"I've always wanted to go to a World Series," he said. "Now I'm close."
Bobby Abreu's 2009 stats
A look at Abreu's '09 statistics for the season and against the New York Yankees
Scioscia didn't realize his team was acquiring a patient, willing teacher as part of the Abreu package of gifts.
"Going into Spring Training, we knew what Bobby could do on the field," Scioscia said. "Some of the spillover effect he's had on a whole lineup has been a big surprise. I think he has influenced guys in a positive way."
Scioscia concluded, late in the season, that "Abreu has been our MVP, because of the balance he brings to the offense."
The manager quickly added that center fielder Torii Hunter, in his judgment, was the American League's MVP before a groin injury took him out of the lineup for a month at midseason.
Hunter never hesitated in giving Abreu credit for enhancing his understanding of the craft of hitting.
"Bobby showed us how it's done," Hunter said. "We all stood on the dugout steps or in the on-deck circle and watched him take pitches, work counts. Seeing how patient he was, and how he always figured out a way to get a good pitch, I couldn't go up there hacking at anything.
"He's in the elite class of hitters. He can control a game from the batter's box. How many hitters can do that?"
-- Angels pitcher Jered Weaver
"I became a better hitter this year.

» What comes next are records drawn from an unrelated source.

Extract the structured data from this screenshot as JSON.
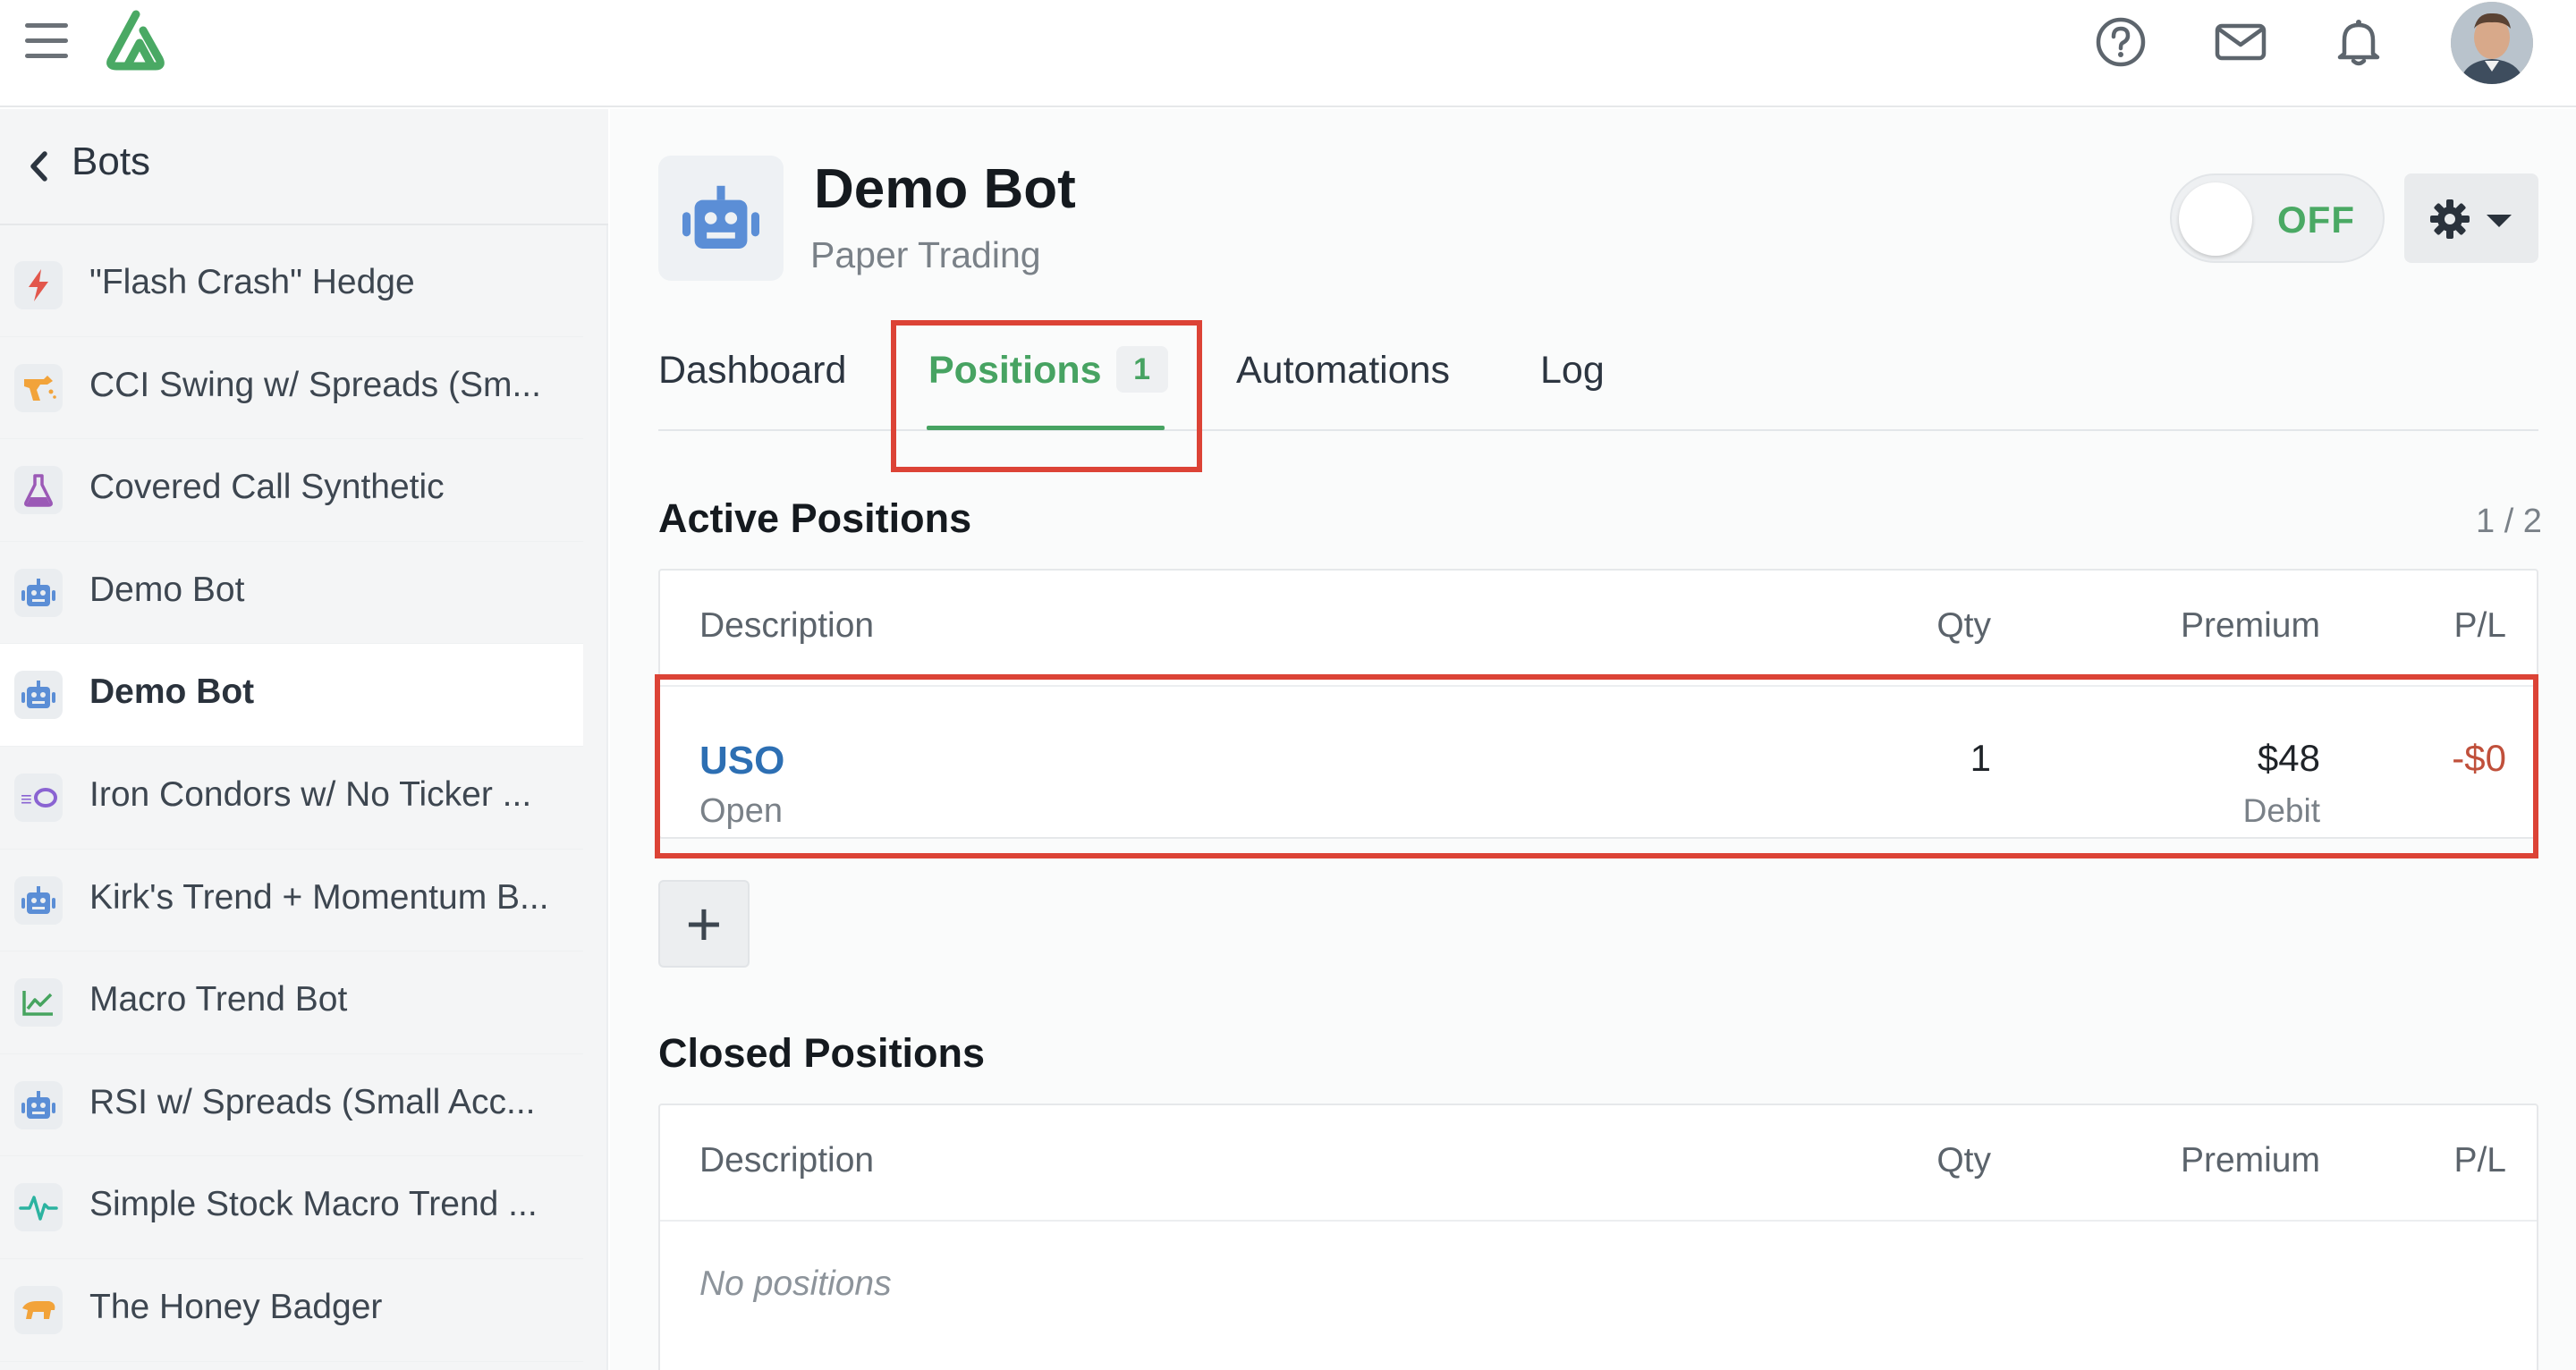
{
  "header": {
    "menu_icon": "hamburger-icon",
    "logo_icon": "logo-icon",
    "help_icon": "help-circle-icon",
    "mail_icon": "mail-icon",
    "bell_icon": "bell-icon",
    "avatar_icon": "user-avatar"
  },
  "sidebar": {
    "back_label": "Bots",
    "items": [
      {
        "label": "\"Flash Crash\" Hedge",
        "icon": "lightning-icon",
        "color": "#e2574c"
      },
      {
        "label": "CCI Swing w/ Spreads (Sm...",
        "icon": "raygun-icon",
        "color": "#f2a33a"
      },
      {
        "label": "Covered Call Synthetic",
        "icon": "flask-icon",
        "color": "#9b59b6"
      },
      {
        "label": "Demo Bot",
        "icon": "robot-icon",
        "color": "#5b8ed6"
      },
      {
        "label": "Demo Bot",
        "icon": "robot-icon",
        "color": "#5b8ed6"
      },
      {
        "label": "Iron Condors w/ No Ticker ...",
        "icon": "ufo-icon",
        "color": "#8a63d2"
      },
      {
        "label": "Kirk's Trend + Momentum B...",
        "icon": "robot-icon",
        "color": "#5b8ed6"
      },
      {
        "label": "Macro Trend Bot",
        "icon": "chart-line-icon",
        "color": "#46a45f"
      },
      {
        "label": "RSI w/ Spreads (Small Acc...",
        "icon": "robot-icon",
        "color": "#5b8ed6"
      },
      {
        "label": "Simple Stock Macro Trend ...",
        "icon": "pulse-icon",
        "color": "#2bb3a0"
      },
      {
        "label": "The Honey Badger",
        "icon": "badger-icon",
        "color": "#f2a33a"
      }
    ],
    "active_index": 4
  },
  "bot": {
    "title": "Demo Bot",
    "subtitle": "Paper Trading",
    "toggle_label": "OFF",
    "settings_icon": "gear-icon"
  },
  "tabs": [
    {
      "label": "Dashboard"
    },
    {
      "label": "Positions",
      "badge": "1"
    },
    {
      "label": "Automations"
    },
    {
      "label": "Log"
    }
  ],
  "active_positions": {
    "title": "Active Positions",
    "pager": "1 / 2",
    "columns": [
      "Description",
      "Qty",
      "Premium",
      "P/L"
    ],
    "rows": [
      {
        "symbol": "USO",
        "status": "Open",
        "qty": "1",
        "premium": "$48",
        "premium_type": "Debit",
        "pl": "-$0"
      }
    ],
    "add_label": "+"
  },
  "closed_positions": {
    "title": "Closed Positions",
    "columns": [
      "Description",
      "Qty",
      "Premium",
      "P/L"
    ],
    "empty_text": "No positions"
  },
  "colors": {
    "accent_green": "#47a362",
    "link_blue": "#2d6fb3",
    "negative_red": "#c0503b",
    "highlight_red": "#dc4336"
  }
}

I owe a lot of that to Bobby. I know a lot of guys feel the same way, even veterans like Chone [Figgins] and Juan [Rivera]. You're never too old to learn new tricks of the trade."
In terms of impacting a game, only pitchers and catchers can fully understand what Abreu brings.
"He's in the elite class of hitters," starter Jered Weaver said. "He can control a game from the batter's box. How many hitters can do that?"
Teammates quickly embraced Abreu's approach and philosophy, starting in Spring Training.
The Angels made an extraordinary leap in on-base percentage this season, rising from the 19th in the Majors in 2008 to third this season, behind only the Yankees and Red Sox. The Halos' gain: a whopping 20 points, from .330 to .350.
Hitters of all stripes -- from the youthful Erick Aybar, Howard Kendrick, Maicer Izturis and Morales to veterans Hunter, Rivera and Figgins -- became more selective, working deeper counts and finding better pitches to pound.
A look at some 2009 vs. career on-base percentages illustrates the point: Hunter (.366 this year, .330 career); Figgins (.395, .363); Aybar (.353, .324); Morales (.355, .334); Rivera (.332, .322); Izturis (.359, .346).
But the man who showed how it's done was one of the few who fell below his career norm. A rough August (.217 average) cost Abreu enough points to fall to .390 in on-base percentage from his .404 career mark.
Aybar, Morales and Kendrick have freely attributed upgrades in their performances to the 35-year-old right fielder from Venezuela.
"Abreu has helped me in many ways," said Aybar, whose .312 average led the club. "He's always showing me things, teaching me the right way."
At Abreu's urging, Morales became more selective as the season moved along, especially with runners in scoring position.
"Morales was too aggressive with guys on," Abreu said. "He wanted it so much, he was swinging at some bad pitches. I just told him to wait for something good, that he didn't have to swing at everything."
Morales heeded Abreu's advice and became one of the game's most dangerous hitters in pressure situations.
"I listen to everything Abreu says," said Morales, a .330 hitter with 19 homers and 59 RBIs in 267 at-bats after the All-Star break. "He is a smart man. He knows what he's talking about."
Abreu had the same impact in New York on teammates, and it was especially profound on Melky Cabrera and Robinson Cano.
"Bobby did so much to help guys like myself and Cano," Cabrera said. "He was a great teammate and friend. [He's] always in a good mood, always helping you."
The workplace might change, but the man is the same. Wherever he goes, Abreu makes good things happen for his teams. It's in his DNA, and his OBP.
Lyle Spencer is a reporter for MLB.com. This story was not subject to the approval of Major League Baseball or its clubs.